Find the lines of the listing that contain the string "google", and return them.

● **RECORDS FOR PROCESSING**:

———

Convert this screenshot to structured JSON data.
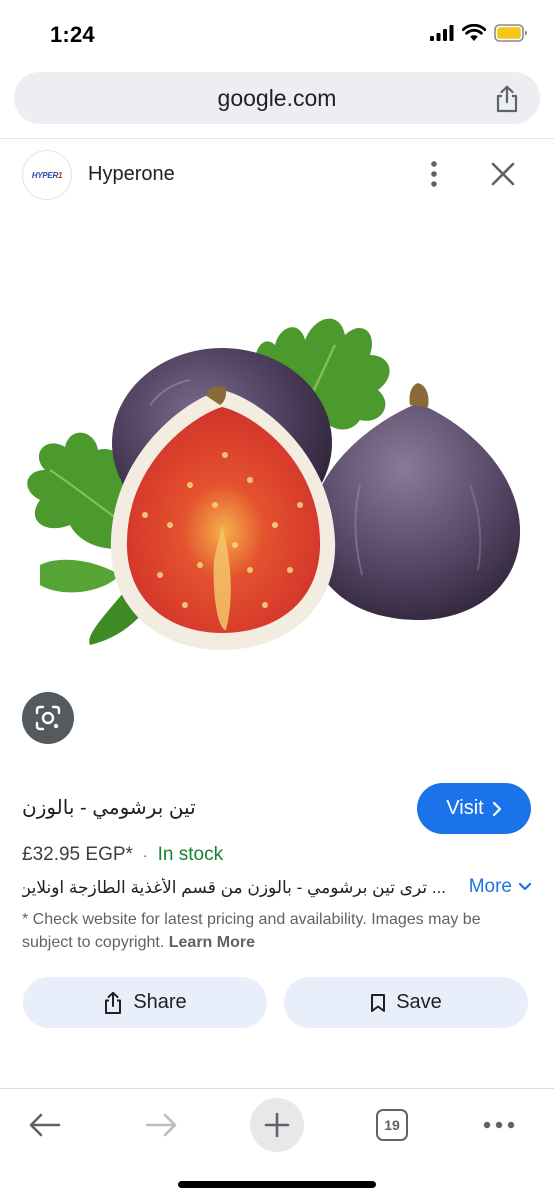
{
  "status_bar": {
    "time": "1:24",
    "icons": [
      "cellular-signal-icon",
      "wifi-icon",
      "battery-icon"
    ],
    "battery_color": "#f5c518"
  },
  "browser": {
    "url": "google.com",
    "share_icon": "share-icon"
  },
  "source": {
    "logo_text_primary": "HYPER",
    "logo_text_accent": "1",
    "name": "Hyperone",
    "menu_icon": "more-vert-icon",
    "close_icon": "close-icon"
  },
  "image": {
    "subject": "figs",
    "lens_icon": "google-lens-icon"
  },
  "product": {
    "title": "تين برشومي - بالوزن",
    "visit_label": "Visit",
    "price": "£32.95 EGP*",
    "separator": "·",
    "stock": "In stock",
    "description": "... ترى تين برشومي - بالوزن من قسم الأغذية الطازجة اونلاين",
    "more_label": "More",
    "disclaimer": "* Check website for latest pricing and availability. Images may be subject to copyright.",
    "learn_more": "Learn More"
  },
  "actions": {
    "share_label": "Share",
    "save_label": "Save"
  },
  "toolbar": {
    "tab_count": "19",
    "items": [
      "back-icon",
      "forward-icon",
      "new-tab-icon",
      "tab-switcher-icon",
      "more-horiz-icon"
    ]
  },
  "colors": {
    "accent": "#1a73e8",
    "in_stock": "#188038",
    "action_bg": "#e8effa",
    "url_bar_bg": "#eceef1"
  }
}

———

● **ANSWER TO THIS EXERCISE**:
    "url": "google.com",
    "lens_icon": "google-lens-icon"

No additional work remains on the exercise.